Thomas Aquinas was the youngest of nine children born to noble parents in the Kingdom of Sicily. Following the tradition of the times, five-year-old Thomas was sent to the Abbey of Monte Cassino to train among Benedictine monks. He continued his studies with the Benedictine at the University of Naples but became interested in serving with the Order of Preachers, the Dominicans. They emphasized a life of spiritual service among the people rather than the solitude of the monastery.
Thomas Aquinas eventually became a great scholar and writer, especially in the area of reconciling faith and reason – religion and science. He also tried to show how believers of God should act in the world to fulfill the divine plan for all creation. After completing his education, St. Thomas Aquinas devoted himself to a life of traveling, writing, teaching, public speaking and preaching. Religious institutions and universities alike yearned to benefit from the wisdom of “The Christian Apostle.”
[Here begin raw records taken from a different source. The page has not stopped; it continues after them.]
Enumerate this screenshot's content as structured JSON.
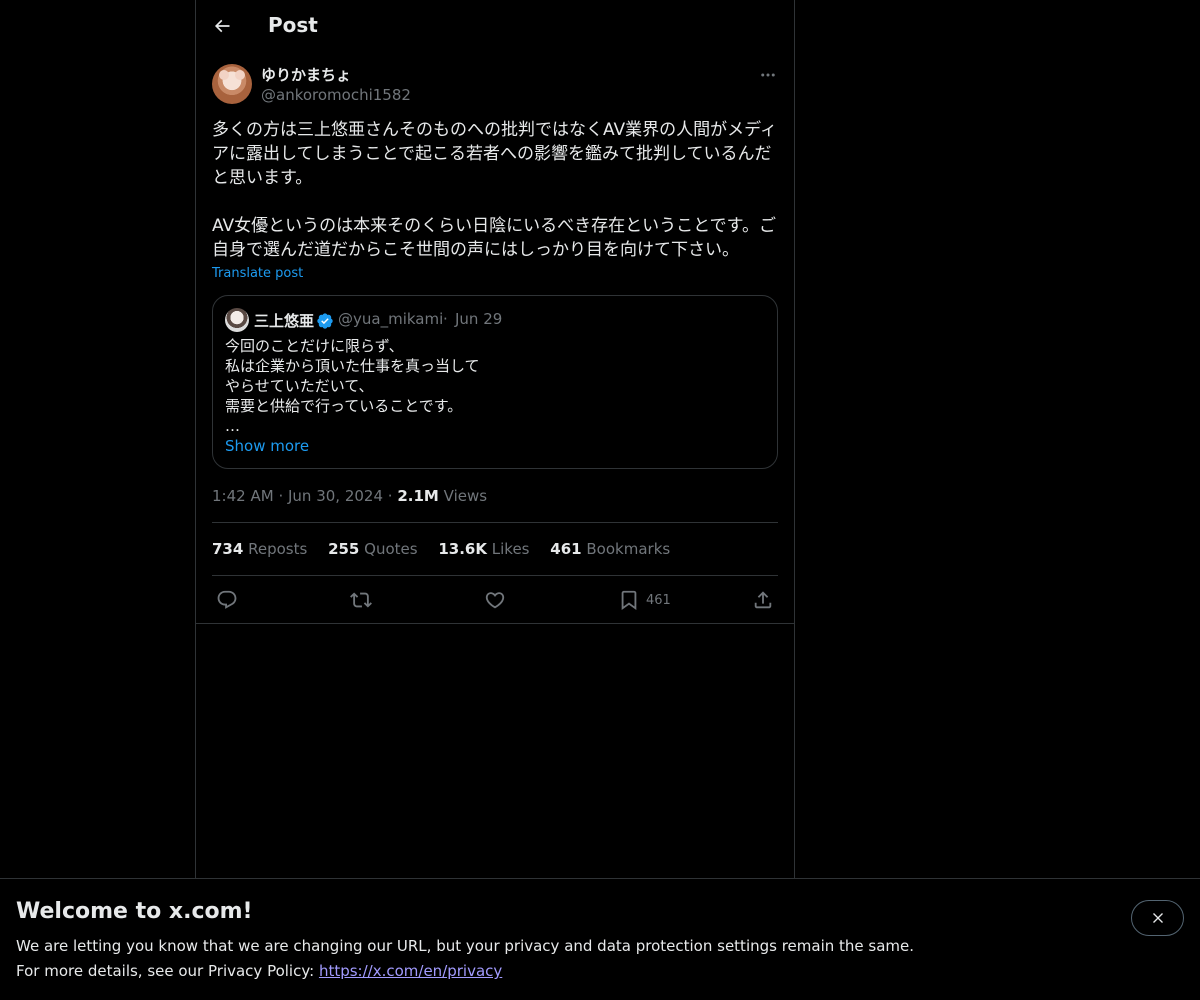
{
  "header": {
    "title": "Post"
  },
  "post": {
    "display_name": "ゆりかまちょ",
    "handle": "@ankoromochi1582",
    "text": "多くの方は三上悠亜さんそのものへの批判ではなくAV業界の人間がメディアに露出してしまうことで起こる若者への影響を鑑みて批判しているんだと思います。\n\nAV女優というのは本来そのくらい日陰にいるべき存在ということです。ご自身で選んだ道だからこそ世間の声にはしっかり目を向けて下さい。",
    "translate_label": "Translate post",
    "time": "1:42 AM",
    "date": "Jun 30, 2024",
    "views_count": "2.1M",
    "views_label": "Views",
    "separator": "·"
  },
  "quote": {
    "display_name": "三上悠亜",
    "handle": "@yua_mikami",
    "separator": "·",
    "date": "Jun 29",
    "text": "今回のことだけに限らず、\n私は企業から頂いた仕事を真っ当して\nやらせていただいて、\n需要と供給で行っていることです。\n…",
    "show_more": "Show more"
  },
  "stats": {
    "reposts": {
      "count": "734",
      "label": "Reposts"
    },
    "quotes": {
      "count": "255",
      "label": "Quotes"
    },
    "likes": {
      "count": "13.6K",
      "label": "Likes"
    },
    "bookmarks": {
      "count": "461",
      "label": "Bookmarks"
    }
  },
  "actions": {
    "reply_icon": "reply-icon",
    "repost_icon": "repost-icon",
    "like_icon": "heart-icon",
    "bookmark_icon": "bookmark-icon",
    "bookmark_count": "461",
    "share_icon": "share-icon"
  },
  "banner": {
    "title": "Welcome to x.com!",
    "line1": "We are letting you know that we are changing our URL, but your privacy and data protection settings remain the same.",
    "line2_prefix": "For more details, see our Privacy Policy: ",
    "link": "https://x.com/en/privacy"
  },
  "colors": {
    "background": "#000000",
    "text": "#e7e9ea",
    "muted": "#71767b",
    "accent": "#1d9bf0",
    "border": "#2f3336",
    "link_visited": "#a29bfe"
  }
}
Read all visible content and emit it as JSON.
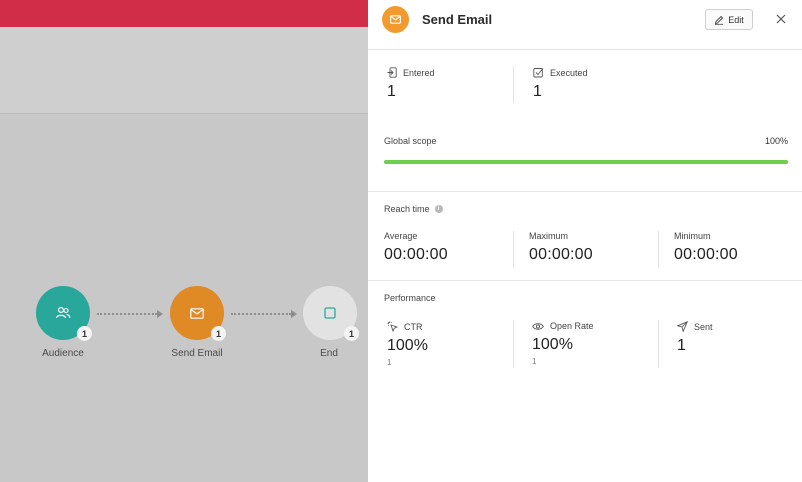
{
  "flow": {
    "nodes": [
      {
        "label": "Audience",
        "count": "1",
        "color": "#2aa79b",
        "icon": "users-icon"
      },
      {
        "label": "Send Email",
        "count": "1",
        "color": "#e08a25",
        "icon": "mail-icon"
      },
      {
        "label": "End",
        "count": "1",
        "color": "#e2e2e2",
        "icon": "square-icon"
      }
    ]
  },
  "panel": {
    "title": "Send Email",
    "edit_label": "Edit",
    "stats": {
      "entered": {
        "label": "Entered",
        "value": "1"
      },
      "executed": {
        "label": "Executed",
        "value": "1"
      }
    },
    "global_scope": {
      "label": "Global scope",
      "percent_text": "100%",
      "fraction": 1.0,
      "color": "#6fcf4a"
    },
    "reach_time": {
      "label": "Reach time",
      "average": {
        "label": "Average",
        "value": "00:00:00"
      },
      "maximum": {
        "label": "Maximum",
        "value": "00:00:00"
      },
      "minimum": {
        "label": "Minimum",
        "value": "00:00:00"
      }
    },
    "performance": {
      "label": "Performance",
      "ctr": {
        "label": "CTR",
        "value": "100%",
        "sub": "1"
      },
      "open_rate": {
        "label": "Open Rate",
        "value": "100%",
        "sub": "1"
      },
      "sent": {
        "label": "Sent",
        "value": "1"
      }
    }
  },
  "colors": {
    "topbar": "#d12c48",
    "accent": "#f29a2e"
  }
}
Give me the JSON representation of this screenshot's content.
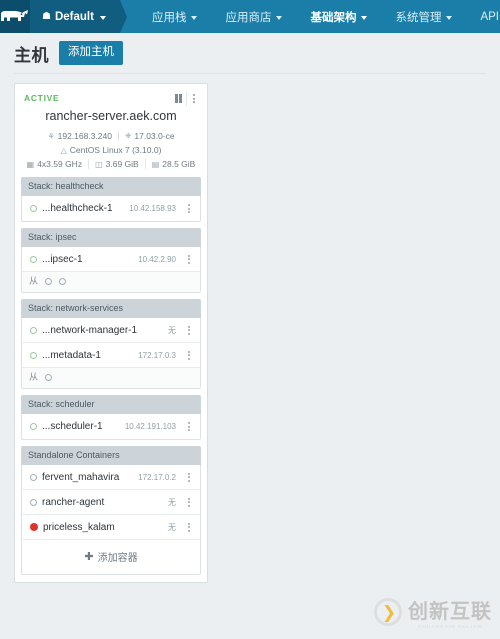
{
  "navbar": {
    "logo_icon": "rancher-cow-logo",
    "environment": {
      "icon": "home-icon",
      "label": "Default",
      "caret": "chevron-down-icon"
    },
    "items": [
      {
        "label": "应用栈",
        "active": false
      },
      {
        "label": "应用商店",
        "active": false
      },
      {
        "label": "基础架构",
        "active": true
      },
      {
        "label": "系统管理",
        "active": false
      },
      {
        "label": "API",
        "active": false
      }
    ]
  },
  "page": {
    "title": "主机",
    "add_host_button": "添加主机"
  },
  "host": {
    "state": "ACTIVE",
    "pause_icon": "pause-icon",
    "menu_icon": "kebab-menu-icon",
    "name": "rancher-server.aek.com",
    "ip": "192.168.3.240",
    "docker_version": "17.03.0-ce",
    "os": "CentOS Linux 7 (3.10.0)",
    "cpu": "4x3.59 GHz",
    "memory": "3.69 GiB",
    "disk": "28.5 GiB",
    "ip_icon": "link-icon",
    "docker_icon": "docker-whale-icon",
    "os_icon": "centos-icon",
    "cpu_icon": "cpu-icon",
    "mem_icon": "memory-icon",
    "disk_icon": "disk-icon"
  },
  "stacks": [
    {
      "header": "Stack: healthcheck",
      "rows": [
        {
          "status": "ring-green",
          "name": "...healthcheck-1",
          "ip": "10.42.158.93",
          "menu": "kebab-menu-icon"
        }
      ],
      "sidekicks": null
    },
    {
      "header": "Stack: ipsec",
      "rows": [
        {
          "status": "ring-green",
          "name": "...ipsec-1",
          "ip": "10.42.2.90",
          "menu": "kebab-menu-icon"
        }
      ],
      "sidekicks": {
        "glyph": "从",
        "count": 2
      }
    },
    {
      "header": "Stack: network-services",
      "rows": [
        {
          "status": "ring-green",
          "name": "...network-manager-1",
          "ip": "无",
          "menu": "kebab-menu-icon"
        },
        {
          "status": "ring-green",
          "name": "...metadata-1",
          "ip": "172.17.0.3",
          "menu": "kebab-menu-icon"
        }
      ],
      "sidekicks": {
        "glyph": "从",
        "count": 1
      }
    },
    {
      "header": "Stack: scheduler",
      "rows": [
        {
          "status": "ring-green",
          "name": "...scheduler-1",
          "ip": "10.42.191.103",
          "menu": "kebab-menu-icon"
        }
      ],
      "sidekicks": null
    }
  ],
  "standalone": {
    "header": "Standalone Containers",
    "rows": [
      {
        "status": "ring-grey",
        "name": "fervent_mahavira",
        "ip": "172.17.0.2",
        "menu": "kebab-menu-icon"
      },
      {
        "status": "ring-grey",
        "name": "rancher-agent",
        "ip": "无",
        "menu": "kebab-menu-icon"
      },
      {
        "status": "solid-red",
        "name": "priceless_kalam",
        "ip": "无",
        "menu": "kebab-menu-icon"
      }
    ],
    "add_label": "添加容器",
    "add_icon": "plus-icon"
  },
  "watermark": {
    "mark_icon": "cx-circle-logo",
    "text": "创新互联",
    "subtext": "CHUANGXIN HULIAN"
  },
  "colors": {
    "nav_bg": "#1b7ea8",
    "nav_env_bg": "#105d80",
    "logo_bg": "#0c4d6b",
    "accent": "#1b7ea8",
    "active_green": "#5eb85e",
    "error_red": "#e0342b",
    "page_bg": "#eceff1",
    "stack_head_bg": "#ccd4d9"
  }
}
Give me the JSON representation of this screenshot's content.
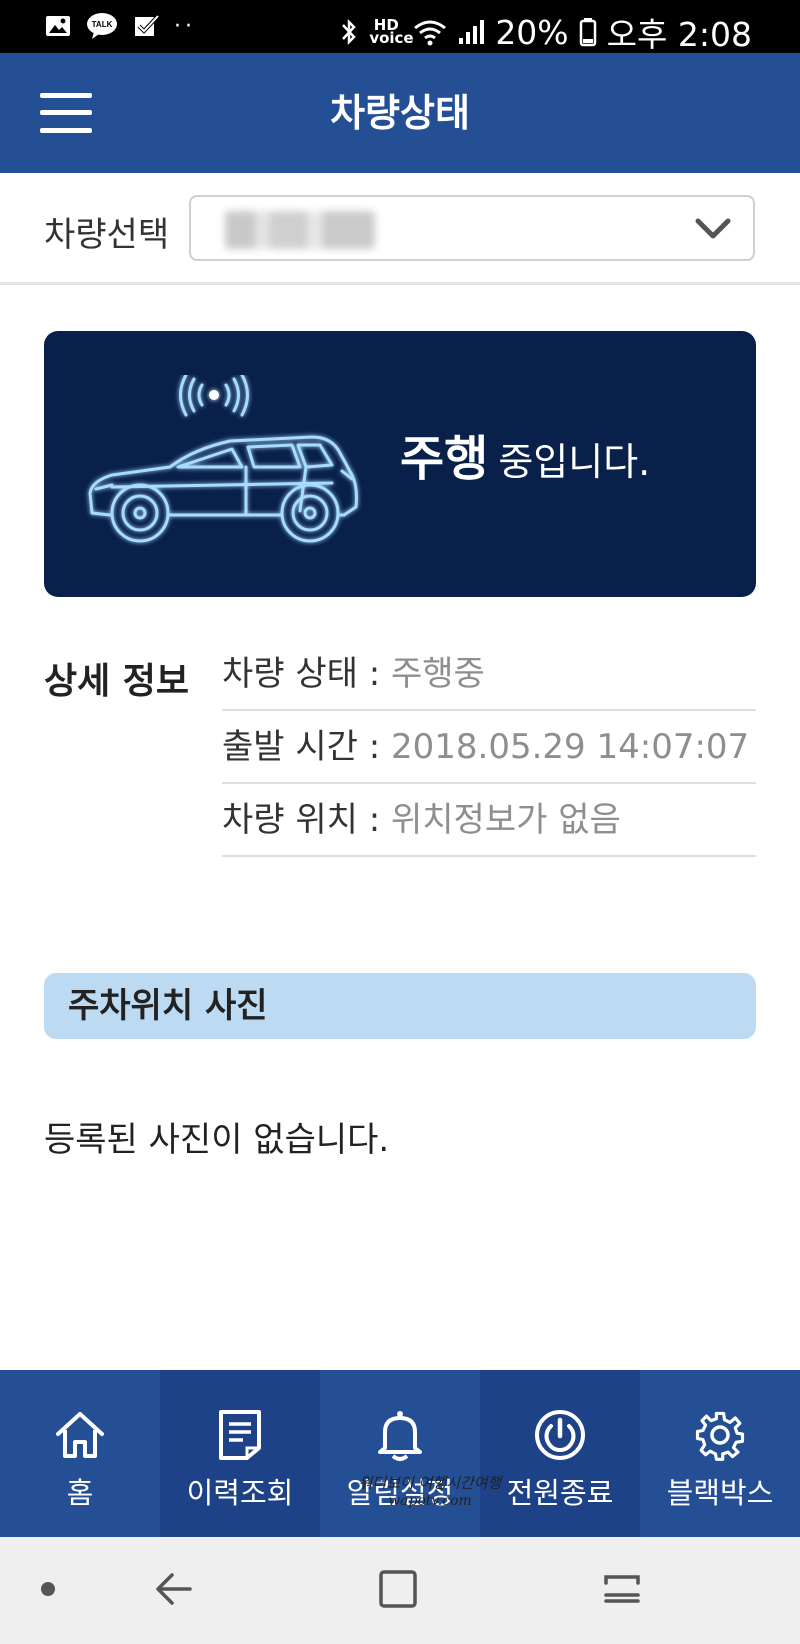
{
  "status_bar": {
    "battery": "20%",
    "time": "오후 2:08",
    "hd_voice": "HD voice"
  },
  "header": {
    "title": "차량상태"
  },
  "vehicle_select": {
    "label": "차량선택"
  },
  "status_card": {
    "status_strong": "주행",
    "status_rest": "중입니다."
  },
  "detail": {
    "title": "상세 정보",
    "rows": [
      {
        "key": "차량 상태 : ",
        "value": "주행중"
      },
      {
        "key": "출발 시간 : ",
        "value": "2018.05.29 14:07:07"
      },
      {
        "key": "차량 위치 : ",
        "value": "위치정보가 없음"
      }
    ]
  },
  "parking_photo": {
    "title": "주차위치 사진",
    "empty_text": "등록된 사진이 없습니다."
  },
  "bottom_nav": {
    "items": [
      {
        "label": "홈",
        "icon": "home-icon"
      },
      {
        "label": "이력조회",
        "icon": "document-icon"
      },
      {
        "label": "알림설정",
        "icon": "bell-icon"
      },
      {
        "label": "전원종료",
        "icon": "power-icon"
      },
      {
        "label": "블랙박스",
        "icon": "gear-icon"
      }
    ]
  },
  "watermark": {
    "line1": "워터보이 여행시간여행",
    "line2": "wapotv.com"
  },
  "colors": {
    "header_bg": "#254f95",
    "card_bg": "#08204a",
    "photo_header_bg": "#bcdaf1",
    "nav_bg": "#254f95",
    "nav_alt_bg": "#1d4287"
  }
}
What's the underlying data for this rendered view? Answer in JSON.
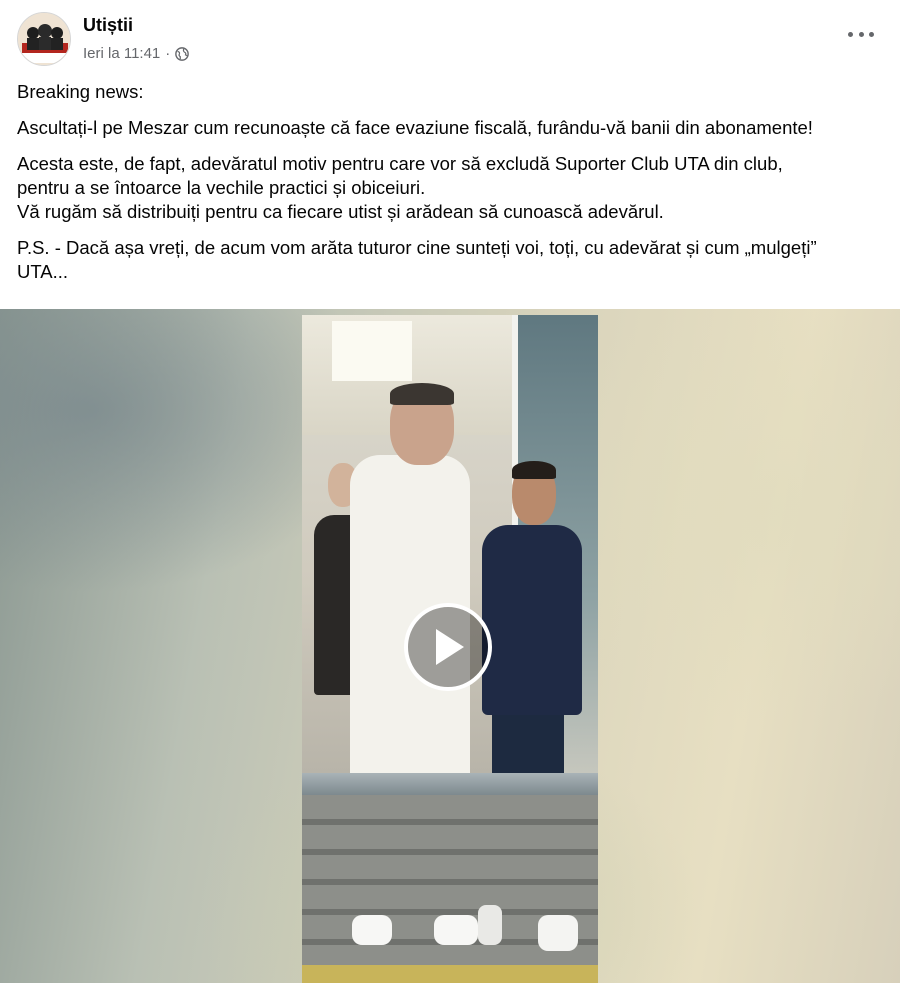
{
  "post": {
    "page_name": "Utiștii",
    "timestamp": "Ieri la 11:41",
    "separator": "·",
    "privacy_icon": "globe-icon",
    "more_icon": "more-options-icon",
    "avatar_icon": "page-avatar",
    "paragraphs": [
      "Breaking news:",
      "Ascultați-l pe Meszar cum recunoaște că face evaziune fiscală, furându-vă banii din abonamente!",
      "Acesta este, de fapt, adevăratul motiv pentru care vor să excludă Suporter Club UTA din club,\npentru a se întoarce la vechile practici și obiceiuri.\nVă rugăm să distribuiți pentru ca fiecare utist și arădean să cunoască adevărul.",
      "P.S. - Dacă așa vreți, de acum vom arăta tuturor cine sunteți voi, toți, cu adevărat și cum „mulgeți”\nUTA..."
    ]
  },
  "video": {
    "play_icon": "play-icon"
  },
  "colors": {
    "text_primary": "#050505",
    "text_secondary": "#65676b",
    "background": "#ffffff"
  }
}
Today, St. Thomas Aquinas is honored as the Patron of Catholic Schools, and the last week of January, which incorporates his feast day, is celebrated as Catholic Schools Week in all Catholic dioceses in the United States. The legacy of his impact upon Catholic social teaching is significant too. His defense of the poor and call to charity are among the most eloquent teachings of the church.
Cross Catholic Outreach is rooted in this long tradition of theology and ministry exemplified by St. Thomas Aquinas, and we promote the compassionate care for the poorest of the poor as we serve throughout the world.
In honor of Catholic Schools Week, let’s especially remember the Church’s efforts in the developing world to educate and empower the children of the poor. One example is Shambu Catholic Kindergarten, a Cross Catholic Outreach project that relies on our support to bless Ethiopian children with a basic education and daily nutritious meals. Read all about them in our project catalog!
-Fr. Bernard Olszewski